J. S. Milloy
Last July – 2014, that is, I had not imagined I would become Director nor that this July I would leave the job and the University. As it turned out, those last months were close to being the best of my time at Trent. For that I owe thanks to many people, especially to Cathy Schoel who made sure that I was doing what I needed to do and doing it in the way that she wanted it done. She is the calm centre of Frost Centre operations, a wise advisor to students and faculty and a strong proponent of Frost interests before administrative units in other parts of the University. I should recognize too the close and supportive, relationship between our undergraduate Canadian Studies program and the Centre. This past year Professor Chris Dummitt not only chaired Canadian Studies but taught the central PhD course in association with Carleton’s Director Peter Hodgins.
The year conformed to the Centre’s traditional annual rhythm, beginning with the PhD retreat at Windy Pine led by two former Directors, Julia Harrison and John Wadland. Windy Pine is the opening social to welcome new students and faculty and the whirl of getting teaching assistants into their assignments while not conflicting with their course schedules – always a complex process. Courses, comprehensive exams, supervisory meeting, funding applications and thesis exams filled the winter and spring terms. There were too many accomplishments to mention them individually. But one stands out and that is recent graduate David Rapaport, who won the President’s Medal for his dissertation, “The Rewiring of the State: The Privatization of Information Technology in Ontario.” As well, visiting lecturers, conferences and the North at Trent Lecture Series added to the intellectual activity. This year’s Series focused on issues related to Aboriginal communities and resource development. The highlight was the paper - “Saskatchewan First Nations and the Province’s Resource Future” - given by Perry Bellegarde, the National Chief of the Assembly of First Nations. Proving that there is life after Trent and sites of meaningful contributions in your area of study, he was accompanied by his executive assistant, Valery Galley, a Frost Master’s graduate.
In additional to those usual activities, the Centre hosted two major events. A conference in honour of now retired Professor Jim Struthers, The Future History of the Welfare State, was organized by two of our post-docs, Lisa Pasolli and David Tough, which brought in leading scholars for a retrospective (a post-mortem?) on aspects of the welfare state. And, in honour of the University’s 50th anniversary, Professor Joan Sangster and Professor Bill Waiser (both Trent alumnae) and a committee of graduate students organized an ambitious and highly successful conference, Contesting Canada’s Future.

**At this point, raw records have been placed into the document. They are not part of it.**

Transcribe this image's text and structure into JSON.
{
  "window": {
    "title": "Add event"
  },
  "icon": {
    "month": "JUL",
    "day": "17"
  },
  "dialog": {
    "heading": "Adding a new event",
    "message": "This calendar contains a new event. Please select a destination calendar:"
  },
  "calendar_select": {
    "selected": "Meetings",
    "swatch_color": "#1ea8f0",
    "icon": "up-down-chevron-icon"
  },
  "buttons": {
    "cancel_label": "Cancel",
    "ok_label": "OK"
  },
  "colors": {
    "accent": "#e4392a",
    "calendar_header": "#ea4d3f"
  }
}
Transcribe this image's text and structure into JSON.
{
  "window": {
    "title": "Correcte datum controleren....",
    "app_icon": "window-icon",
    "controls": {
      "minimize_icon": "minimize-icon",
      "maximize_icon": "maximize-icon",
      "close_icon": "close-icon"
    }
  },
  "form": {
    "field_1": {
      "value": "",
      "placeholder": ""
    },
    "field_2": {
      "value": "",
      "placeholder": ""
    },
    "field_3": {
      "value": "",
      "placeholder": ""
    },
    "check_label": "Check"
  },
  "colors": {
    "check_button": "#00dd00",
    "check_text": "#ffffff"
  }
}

The year ended on a note of optimism in what has been a decade of considerable anxiety about the future of Canadian Studies at Trent. With the support of the University’s new President, Leo Groarke, and the Acting Vice Provost (Graduate Studies), Elaine Scharfe, the School for the Study of Canada, combing the various elements of Trent’s Canadian Studies project, became a reality. This was due to Professor Scharfe’s shepherding of the proposal through the requisite university committees and to the design and consultation work of Professors Struthers, S. Chivers, J. Harrison, J. Sangster, Dimitry Anastakis, and C. Dummitt. This was followed by an additional, long hoped for sign of renewal – a tenure track position.